Rent Shop Volunteer Join

Q. Who is Mr. Smarty Plants?

A: There are those who suspect Wildflower Center volunteers are the culpable and capable culprits. Yet, others think staff members play some, albeit small, role. You can torture us with your plant questions, but we will never reveal the Green Guru's secret identity.

Help us grow by giving to the Plant Database Fund or by becoming a member

Did you know you can access the Native Plant Information Network with your web-enabled smartphone?

Share

Ask Mr. Smarty Plants

Ask Mr. Smarty Plants is a free service provided by the staff and volunteers at the Lady Bird Johnson Wildflower Center.

Search Smarty Plants
See a list of all Smarty Plants questions

Please forgive us, but Mr. Smarty Plants has been overwhelmed by a flood of mail and must take a break for awhile to catch up. We hope to be accepting new questions again soon. Thank you!

Need help with plant identification, visit the plant identification page.

 
rate this answer
Not Yet Rated

Monday - July 01, 2013

From: Emory, TX
Region: Southwest
Topic: Diseases and Disorders, Herbs/Forbs
Title: Unknown ailment of Turk's cap in northeast Texas
Answered by: Guy Thompson

QUESTION:

I just moved from the Dallas area to Emory in the north east part. I brought two young Turk's cap plants in pots. I had to leave the mother plant behind. The tops have a very curled and shrunken appearance and one plant has this strange stuff on it that looks like sugar or salt granules. I can't see any pests but there has to be something there. The mother plant never had any problems.
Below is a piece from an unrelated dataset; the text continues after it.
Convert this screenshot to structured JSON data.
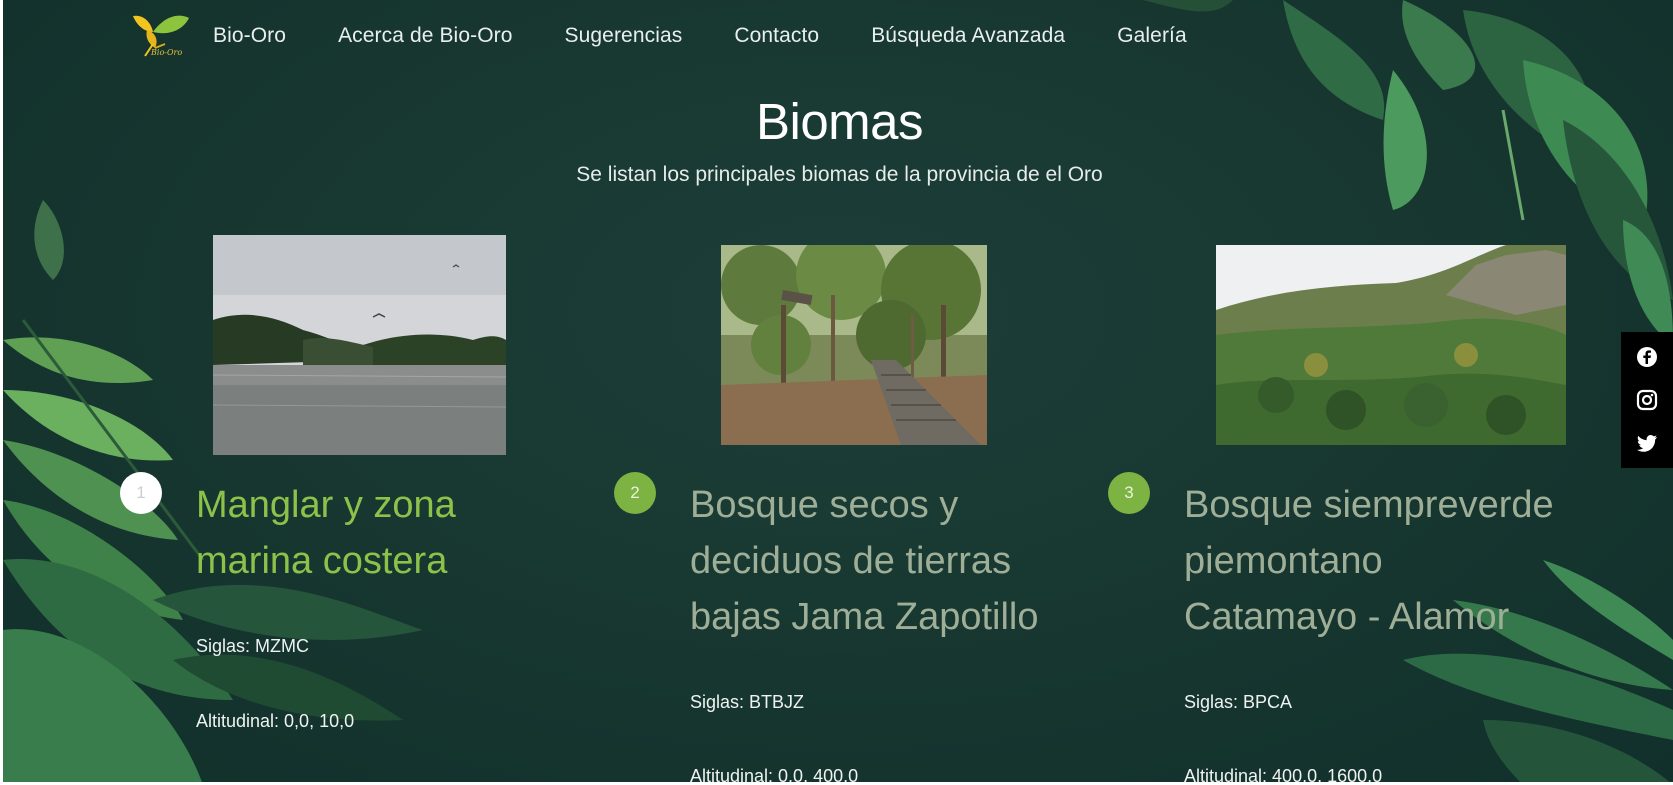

How can I treat this?

ANSWER:

One of the most common problems of Malvaviscus arboreus var. drummondii (Turk's cap or turkscap) in Texas is powdery mildew.  This fungus disease often shows up on leaves near the top of the plant, causing the leaves to be somewhat shriveled and spotted with areas of powdery white fungus.  The white areas are often more extensive on the lower side of Turk's cap leaves.  It is not too serious a disease, but the affected leaves should be removed and the plant sprayed with fungicide.  The Safer company makes a sulfur-containing, biodegradable, combination fungicide/insecticide that might be appropriate for the situation, although in my experience fungicides seem to slow down but not eliminate the disease completely.

Powdery mildew does look somewhat like POWDERED sugar but not granulated sugar or salt.  So we should consider that your problem may be of another sort.  If the white material looks something like cotton you may be having an infestation of mealy bugs.  These individual bugs have a cottony appearance, and you can find some easy control methods in this eHow site How to Control Mealybugs.  The Safer product mentioned above should be effective for mealy bugs as well as any other insect pest.

If your problem is powdery mildew, it can spread by spores wafted through the air and settling on leaves in a moist or humid setting.  It would be good if you can position your Turk's cap plants where they can get some early morning sun or good air circulation to dry off dew or humid air as quickly as possible each day.  This would lessen the chances for continued serious outbreaks of the disease.

 

From the Image Gallery


Turkscap
Malvaviscus arboreus var. drummondii

More Diseases and Disorders Questions

Identification of worm feeding on chockecheery
August 03, 2007 - I am looking to find out what sort of worm looking insect, is commonly found on chokecherry trees. It has a turquoise appearance with yellow fingerlike projections on the back. It suctions onto the ...
view the full question and answer

Leafing out problems with oaks in Towson MD
June 02, 2012 - 3 native 5-year-old oaks kept old leaves until March and are not leafing by the end of May. The few leaves that have emerged are shriveled. WHAT'S WRONG?
view the full question and answer

Damaged leaves on bottlebrush buckeye from Glen Mills PA
June 09, 2013 - My recently planted bottlebrush buckeye plants' leaves are looking damaged but it doesn't look like insect or fungus damage. They look battered by wind but I don't understand why that would happen...
view the full question and answer

Problems with Live Oak in Boerne TX
April 24, 2011 - I had my large Live Oak trimmed last year. This spring there seems to be a problem with leaf growth. Most leaves are small in nature and appear to have been attacked possibly by bugs. Many of the bran...
view the full question and answer

Problems with Ashe juniper from Lakeway TX
May 25, 2013 - Dear Sir/Madam, I have been living for the last three years in Lakeway, Texas approximately 20 miles west of Austin. In my back garden there are several ashe junipers about 15-20ft tall. However...
view the full question and answer

Support the Wildflower Center by Donating Online or Becoming a Member today.